  • Bad for Users and Systems Users: Systems: Wait longer to get an error response. Ties up threads, reducing overall capacity. What happens after final retry? Multiplies load on server, at the worst times. Induces a Cascading FailureSaturday, June 23, 12
  • Stop Banging Your Head Wrap a “dangerous” call Closed Open on call / pass through on call / fail Count failures call succeeds / reset count on timeout / attempt reset call fails / count failure threshold reached / trip breaker pop After too many failures, stop passing calls After a “cooling off” period, try the next call attempt reset pop If it fails, wait some more before calling again reset Half-Open on call/pass through call succeeds/reset call fails/trip breakerSaturday, June 23, 12
  • Considerations Sever malfunctioning features Degrade gracefully on caller Critical work must be queued for laterSaturday, June 23, 12
  • Remember This Stop doing it if it hurts. Expose, monitor, track, and report state changes Good against: Cascading Failures, Slow Responses Works with: Use TimeoutsSaturday, June 23, 12
  • Bulkheads Partition the system Allow partial failure without losing service Applies at different granularity levelsSaturday, June 23, 12
  • Common Mode Dependency Foo Bar Baz Foo and Bar are coupled via BazSaturday, June 23, 12
  • With Bulkheads Foo Bar Baz Baz Pool 1 Pool 2 Baz Foo and Bar have dedicated resources from Baz.Saturday, June 23, 12
  • Remember This Save part of the ship Decide if less efficient use of resources is OK Pick a useful granularity Very important with shared-service models Monitor each partition’s performance to SLASaturday, June 23, 12
  • Test Harness Real-world failures are hard to create in QA Integration tests work for “in-spec” errors, but not “out-of-spec” errors.Saturday, June 23, 12
  • “In Spec” vs. “Out of Spec” Example: Request-Reply using XML over HTTP “In Spec” failures “Out of Spec” failures TCP connection refused TCP connection accepted, but no data sent HTTP response code 500 TCP window full, never cleared Error message in XML response Server replies with “EHLO” Server sends link farm HTML Server streams Weird Al mp3s Well-Behaved Errors Wicked ErrorsSaturday, June 23, 12
  • “Out-of-spec” errors happen all the time in the real world.

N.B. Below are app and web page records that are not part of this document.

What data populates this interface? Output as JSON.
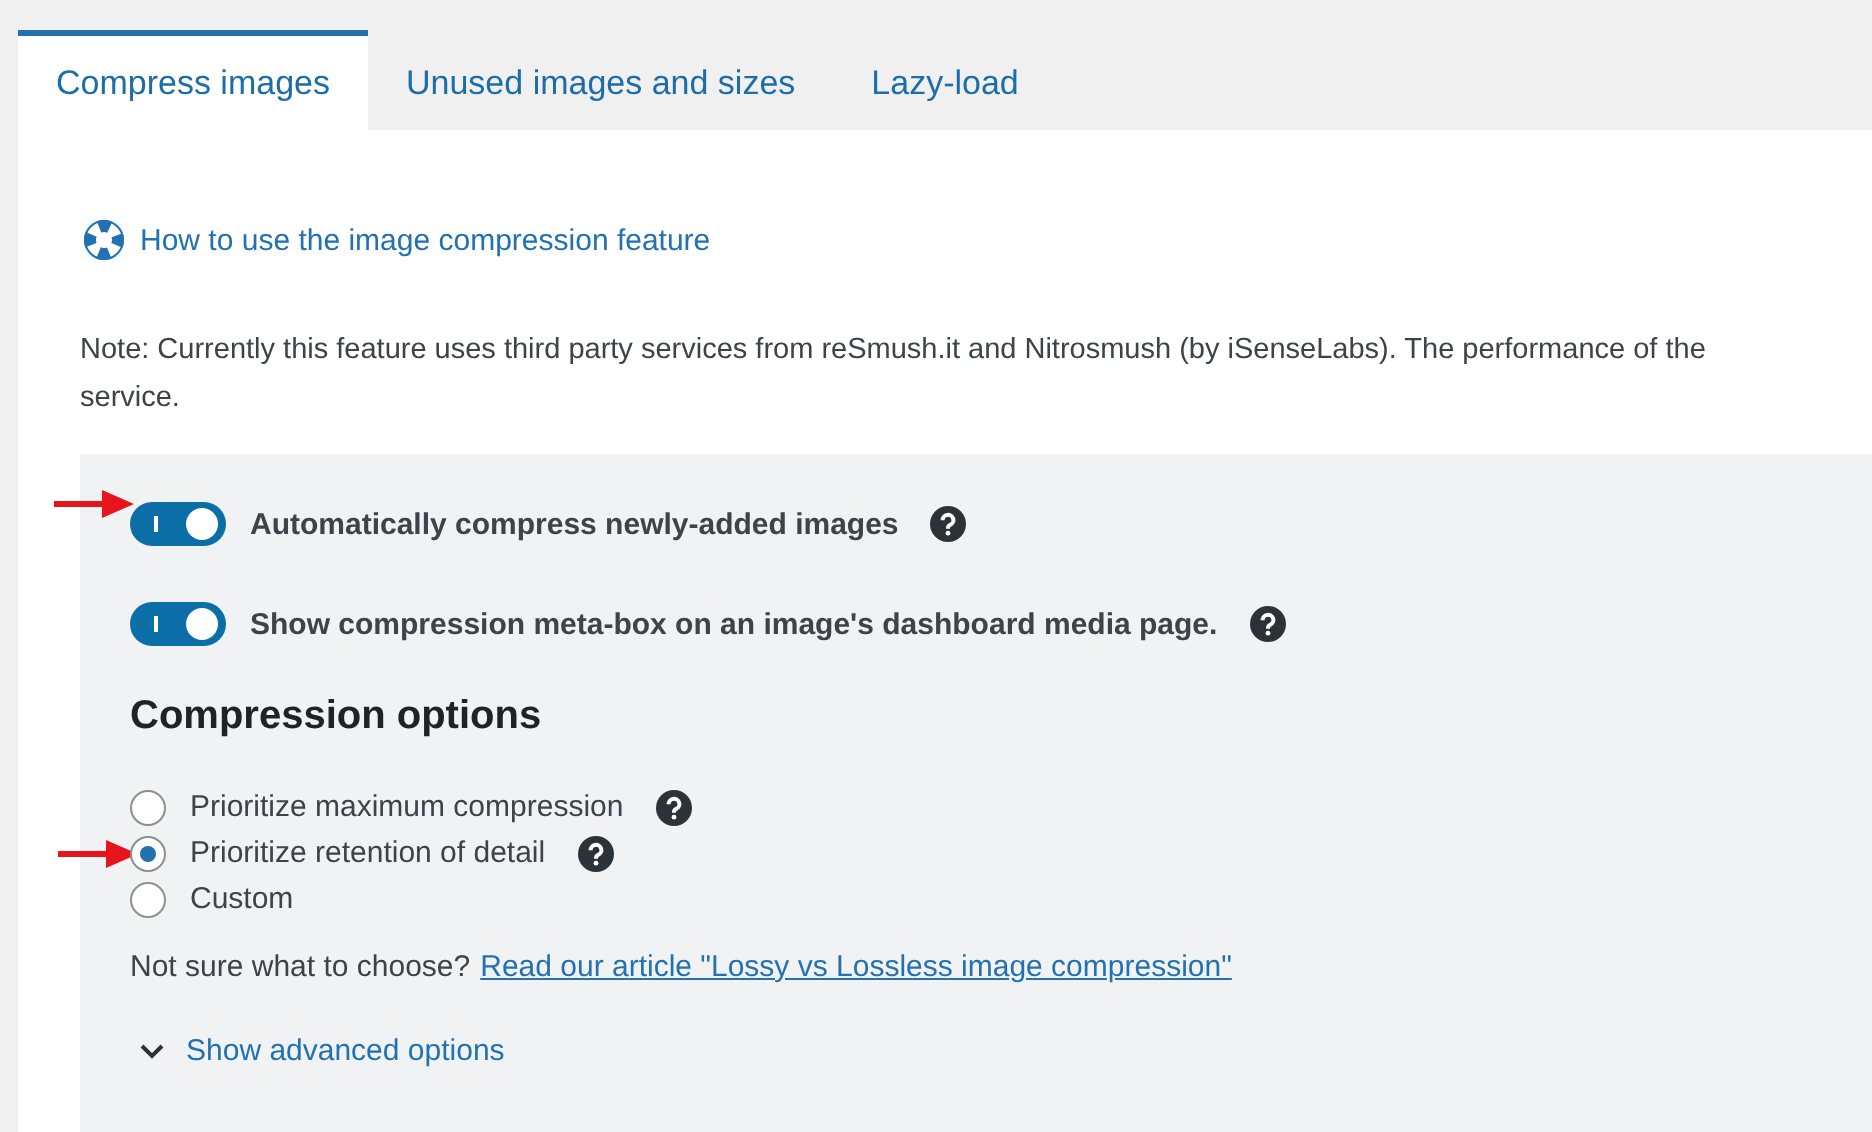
{
  "tabs": [
    {
      "label": "Compress images",
      "selected": true
    },
    {
      "label": "Unused images and sizes",
      "selected": false
    },
    {
      "label": "Lazy-load",
      "selected": false
    }
  ],
  "help_link": "How to use the image compression feature",
  "note_lines": [
    "Note: Currently this feature uses third party services from reSmush.it and Nitrosmush (by iSenseLabs). The performance of the",
    "service."
  ],
  "toggles": [
    {
      "label": "Automatically compress newly-added images",
      "on": true,
      "marked": true
    },
    {
      "label": "Show compression meta-box on an image's dashboard media page.",
      "on": true,
      "marked": false
    }
  ],
  "compression_options": {
    "heading": "Compression options",
    "options": [
      {
        "label": "Prioritize maximum compression",
        "selected": false,
        "help": true,
        "marked": false
      },
      {
        "label": "Prioritize retention of detail",
        "selected": true,
        "help": true,
        "marked": true
      },
      {
        "label": "Custom",
        "selected": false,
        "help": false,
        "marked": false
      }
    ],
    "hint": "Not sure what to choose?",
    "article_link": "Read our article \"Lossy vs Lossless image compression\""
  },
  "advanced_toggle": "Show advanced options"
}
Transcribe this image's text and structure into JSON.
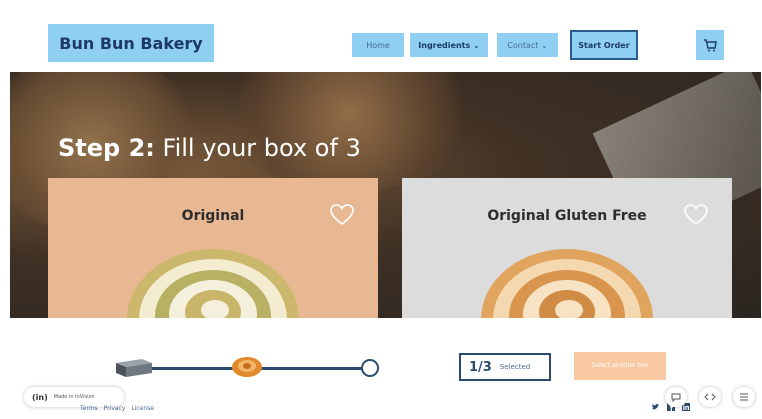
{
  "header": {
    "brand": "Bun Bun Bakery",
    "nav": {
      "home": "Home",
      "ingredients": "Ingredients ⌄",
      "contact": "Contact ⌄",
      "start_order": "Start Order"
    },
    "cart_icon": "cart-icon"
  },
  "hero": {
    "step_label": "Step 2:",
    "step_text": " Fill your box of 3"
  },
  "cards": [
    {
      "title": "Original",
      "color": "#e8b893",
      "icon": "heart-icon"
    },
    {
      "title": "Original Gluten Free",
      "color": "#dcdcdc",
      "icon": "heart-icon"
    }
  ],
  "progress": {
    "count": "1/3",
    "count_sub": "Selected",
    "select_button": "Select another box"
  },
  "footer": {
    "made_logo": "(in)",
    "made_text": "Made in InVision",
    "links": [
      "Terms",
      "Privacy",
      "License"
    ],
    "social_icons": [
      "twitter-icon",
      "facebook-icon",
      "linkedin-icon"
    ]
  },
  "colors": {
    "accent": "#8fd0f2",
    "navy": "#2b4a70",
    "peach": "#f8c9a2"
  }
}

They never happen during testing... unless you force them to. 43Saturday, June 23, 12
  • Killer Test Harness Daemon listening on network Substitutes for the remote end of an interface Can run locally (dev) or remotely (dev or QA) Is totally evilSaturday, June 23, 12
  • Just a Few Evil Ideas Port Nastiness 19720 Allows connections requests into the queue, but never accepts them. 19721 Refuses all connections 19722 Reads requests at 1 byte / second 19723 Reads HTTP requests, sends back random binary 19724 Accepts requests, sends responses at 1 byte / sec. 19725 Accepts requests, sends back the entire OS kernel image. 19726 Send endless stream of data from /dev/random Now those are some out-of-spec errors. 45Saturday, June 23, 12
  • Remember This Force out-of-spec failures Stress the caller Build reusable harnesses for L1-L6 errors Supplement, don’t replace, other testing methodsSaturday, June 23, 12
  • Scaling Effects SLA Inversion mitigates counters Attacks of Decoupling reduces impact Self-Denial Middleware lead to counters Users exacerbates counters Bulkheads Blocked Threads Test Harness found leads to finds problems in near mutual Chain Reactions aggravation Integration Points results from counters violating damage leads to leads to Steady State counters avoids Slow Responses Cascading Failures counters prevents leads to counters Circuit Breaker Unbalanced leads to Capacities Fail Fast counters works with counters can avoid Unbounded Handshaking Result Sets Use TimeoutsSaturday, June 23, 12
  • Michael Nygard mtnygard@thinkrelevance.com @mtnygard © Michael Nygard, 2007-2012 48Saturday, June 23, 12